Unlike swimming pools, spas have a low volume of water that’s kept at high temperatures. The average home hot tub holds around 1820L of water. Combine this relatively low volume with the high temperatures that make a hot tub so relaxing and you create an environment for dangerous contaminants like legionella – the bacteria responsible for Legionnaire’s disease.
That’s why hot tub maintenance is so important, as a bacteria build-up in your tub could make it potentially dangerous to bathe in.
Here are some of the main causes of cloudy hot tub water, what they mean, and how you can reverse them to get clean and clear water back.
Causes of cloudy hot tub water
Debris and natural matter such as dead leaves, grass, and pollen are one potential cause of cloudy hot tub water. They can fall into your hot tub if it doesn’t have a proper cover, especially during autumn months.
This could result in your spa’s circulation system and filter clogging up, preventing them from working. Then, as the debris breaks down, the water in the tub will become cloudy, and unfortunately, a potential health risk.
Getting rid of these contaminants is fairly easy using regular hot tub cleaning chemicals but your spa sanitiser will most likely get used up quickly so make sure you have some in reserve.
Algae are aquatic plants that form in a hot tub when the water’s pH levels are imbalanced, or when sanitising products like chlorine and bromine are in short supply. Sunlight makes algae flourish, so leaving your hot tub uncovered for a long time can exacerbate the problem.
Prevent algae from forming with regular hot tub water maintenance and make sure to keep your hot tub covered whenever it’s not in use.

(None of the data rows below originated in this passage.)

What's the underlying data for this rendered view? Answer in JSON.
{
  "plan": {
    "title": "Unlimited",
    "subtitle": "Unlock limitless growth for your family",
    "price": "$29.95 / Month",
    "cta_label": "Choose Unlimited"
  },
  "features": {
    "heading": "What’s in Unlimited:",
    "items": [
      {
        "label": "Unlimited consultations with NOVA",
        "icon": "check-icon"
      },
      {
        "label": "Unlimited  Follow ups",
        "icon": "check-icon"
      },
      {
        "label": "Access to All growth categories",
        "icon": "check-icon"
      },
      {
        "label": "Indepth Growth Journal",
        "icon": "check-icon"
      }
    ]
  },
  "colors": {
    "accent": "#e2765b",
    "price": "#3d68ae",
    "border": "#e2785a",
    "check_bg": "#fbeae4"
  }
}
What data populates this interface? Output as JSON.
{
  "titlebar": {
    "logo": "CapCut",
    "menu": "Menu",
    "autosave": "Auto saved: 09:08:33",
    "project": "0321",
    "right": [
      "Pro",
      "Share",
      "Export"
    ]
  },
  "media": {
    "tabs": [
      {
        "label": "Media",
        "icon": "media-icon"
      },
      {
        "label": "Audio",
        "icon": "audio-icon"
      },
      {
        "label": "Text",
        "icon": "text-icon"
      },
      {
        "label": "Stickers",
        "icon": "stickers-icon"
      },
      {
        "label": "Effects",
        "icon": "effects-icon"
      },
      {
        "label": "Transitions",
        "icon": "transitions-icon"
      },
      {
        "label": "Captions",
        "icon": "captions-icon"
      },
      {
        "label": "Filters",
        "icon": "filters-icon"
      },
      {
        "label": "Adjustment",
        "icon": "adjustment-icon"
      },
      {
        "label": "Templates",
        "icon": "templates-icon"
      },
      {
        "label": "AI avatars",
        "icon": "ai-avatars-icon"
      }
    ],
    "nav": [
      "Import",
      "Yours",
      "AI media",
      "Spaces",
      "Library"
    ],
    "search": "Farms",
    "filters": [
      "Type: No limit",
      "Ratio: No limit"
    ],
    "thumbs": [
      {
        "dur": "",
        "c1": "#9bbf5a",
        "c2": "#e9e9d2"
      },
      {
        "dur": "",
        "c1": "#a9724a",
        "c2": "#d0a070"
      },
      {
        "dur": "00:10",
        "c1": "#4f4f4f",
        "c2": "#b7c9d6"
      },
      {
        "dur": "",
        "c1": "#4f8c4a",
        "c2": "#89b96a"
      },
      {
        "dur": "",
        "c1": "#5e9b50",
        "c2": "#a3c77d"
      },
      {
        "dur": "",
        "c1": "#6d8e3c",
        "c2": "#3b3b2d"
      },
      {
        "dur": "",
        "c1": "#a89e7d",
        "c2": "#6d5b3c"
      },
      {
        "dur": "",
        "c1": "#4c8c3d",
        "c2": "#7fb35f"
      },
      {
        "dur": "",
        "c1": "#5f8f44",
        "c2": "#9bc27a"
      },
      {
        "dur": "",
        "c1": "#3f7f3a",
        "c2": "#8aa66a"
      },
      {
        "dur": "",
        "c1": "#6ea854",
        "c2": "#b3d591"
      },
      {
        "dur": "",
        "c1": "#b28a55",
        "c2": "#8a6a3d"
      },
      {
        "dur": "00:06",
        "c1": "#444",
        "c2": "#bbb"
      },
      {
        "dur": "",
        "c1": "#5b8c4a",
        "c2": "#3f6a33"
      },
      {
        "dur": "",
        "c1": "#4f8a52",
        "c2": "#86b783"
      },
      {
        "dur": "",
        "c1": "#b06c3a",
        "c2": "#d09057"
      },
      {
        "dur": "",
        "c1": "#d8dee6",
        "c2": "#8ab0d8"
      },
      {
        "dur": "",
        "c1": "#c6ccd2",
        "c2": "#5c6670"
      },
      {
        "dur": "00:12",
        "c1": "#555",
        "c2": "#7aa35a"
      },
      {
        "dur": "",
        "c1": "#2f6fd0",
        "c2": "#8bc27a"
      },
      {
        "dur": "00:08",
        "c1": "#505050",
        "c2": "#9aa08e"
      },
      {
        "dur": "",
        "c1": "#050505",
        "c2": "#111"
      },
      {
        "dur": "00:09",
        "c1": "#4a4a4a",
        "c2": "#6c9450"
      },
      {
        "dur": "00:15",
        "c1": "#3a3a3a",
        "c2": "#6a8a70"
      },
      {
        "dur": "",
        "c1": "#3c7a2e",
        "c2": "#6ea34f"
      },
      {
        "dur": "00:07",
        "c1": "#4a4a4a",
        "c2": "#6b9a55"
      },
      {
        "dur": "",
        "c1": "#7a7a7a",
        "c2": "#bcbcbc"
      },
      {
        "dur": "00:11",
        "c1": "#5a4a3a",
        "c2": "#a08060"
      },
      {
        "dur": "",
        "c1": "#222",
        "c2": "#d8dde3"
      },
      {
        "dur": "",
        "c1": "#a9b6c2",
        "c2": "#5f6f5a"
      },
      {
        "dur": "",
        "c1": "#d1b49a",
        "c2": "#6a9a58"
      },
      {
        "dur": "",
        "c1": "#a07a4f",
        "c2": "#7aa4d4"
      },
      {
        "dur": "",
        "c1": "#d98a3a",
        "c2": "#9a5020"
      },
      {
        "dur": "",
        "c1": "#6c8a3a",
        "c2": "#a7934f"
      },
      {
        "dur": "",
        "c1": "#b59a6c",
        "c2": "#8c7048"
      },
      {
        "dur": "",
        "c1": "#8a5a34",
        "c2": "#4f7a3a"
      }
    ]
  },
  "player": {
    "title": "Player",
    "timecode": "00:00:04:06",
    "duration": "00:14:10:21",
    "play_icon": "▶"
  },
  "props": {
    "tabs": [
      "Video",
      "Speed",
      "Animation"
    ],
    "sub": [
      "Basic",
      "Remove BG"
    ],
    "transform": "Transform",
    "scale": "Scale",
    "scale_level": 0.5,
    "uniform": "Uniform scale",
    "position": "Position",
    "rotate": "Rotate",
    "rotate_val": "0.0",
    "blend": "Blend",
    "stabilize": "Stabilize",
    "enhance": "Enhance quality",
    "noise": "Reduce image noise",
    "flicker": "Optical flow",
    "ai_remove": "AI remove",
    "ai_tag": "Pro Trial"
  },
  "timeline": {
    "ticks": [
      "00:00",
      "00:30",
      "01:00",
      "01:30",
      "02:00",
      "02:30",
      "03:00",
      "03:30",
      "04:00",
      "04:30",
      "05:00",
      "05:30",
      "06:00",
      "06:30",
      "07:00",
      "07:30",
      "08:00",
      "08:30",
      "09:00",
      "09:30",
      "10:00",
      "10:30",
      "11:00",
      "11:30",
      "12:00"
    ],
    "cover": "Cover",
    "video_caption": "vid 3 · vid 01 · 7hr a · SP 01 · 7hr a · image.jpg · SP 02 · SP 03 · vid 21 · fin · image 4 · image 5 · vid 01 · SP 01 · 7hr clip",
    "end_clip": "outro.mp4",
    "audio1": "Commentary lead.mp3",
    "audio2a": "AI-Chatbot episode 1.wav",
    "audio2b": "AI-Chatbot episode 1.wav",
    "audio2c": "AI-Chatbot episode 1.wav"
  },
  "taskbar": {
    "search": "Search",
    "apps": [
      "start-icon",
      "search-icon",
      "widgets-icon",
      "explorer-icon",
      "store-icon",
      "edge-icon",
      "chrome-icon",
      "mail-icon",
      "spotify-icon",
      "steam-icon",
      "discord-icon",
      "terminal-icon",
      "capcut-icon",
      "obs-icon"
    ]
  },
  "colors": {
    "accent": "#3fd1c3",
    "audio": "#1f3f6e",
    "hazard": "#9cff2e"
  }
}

Keeping your hot tub covered also benefits your bank balance as it’ll keep the spa warm and save you from the electric costs involved in constantly reheating it.
Household water supplies often contain traces of metal, and while this doesn’t cause major problems with everyday tasks like cooking and laundry, it can prove to be a problem when it comes to your hot tub.
For instance, water containing trace metals can drastically change a tub’s water chemistry and stain its surfaces. With this in mind, it’s crucial to always use a hose filter when filling your tub as this will remove any contaminants from your hard water, which are otherwise likely to cause cloudy water.
If cloudy water is identifiable after a sudden increase in hot tub use, it’s worth upping the volume of the sanitiser you use. Of course, in periods where hot tub use naturally increases (e.g. summer), you should prepare to use more still.
If you overlook sanitiser or don’t apply enough to keep up with demand, your spa may become a quickly contaminated, giving the water a cloudy appearance and making it unsuitable for bathing in.
Poor water chemistry
If you neglect your water care routine, it’s highly likely that your hot tub water will become cloudy. However, not all chemistry problems cause water cloudiness, so what else should you look out for?
If your water’s pH is too high (7.6>), it may result in two problems:
- Scale formation
- Ineffective sanitising
If these problems occur, deal with them by using a pH decreaser. Simply dissolve the recommended amount in warm water and then add the solution to the spa water (as close to the inlet valve as possible to ensure it disperses evenly).
If your spa’s water exceeds 150ppm, a scale will form; eventually leading to a pH imbalance. Unfortunately, when this happens, all of the contributors to cloudy water combine to make your spa hazardous to bathe in. The solution? An alkalinity decreaser, designed to stabilise pH levels, as well as destroy all organic contaminants, including algae.
High calcium hardness
Ideally, your spa’s calcium hardness will be between 175 to 250 ppm. If your levels are too high, however, scale build-up will occur, as well as drastic alterations in your water’s chemistry and appearance (i.e. cloudy).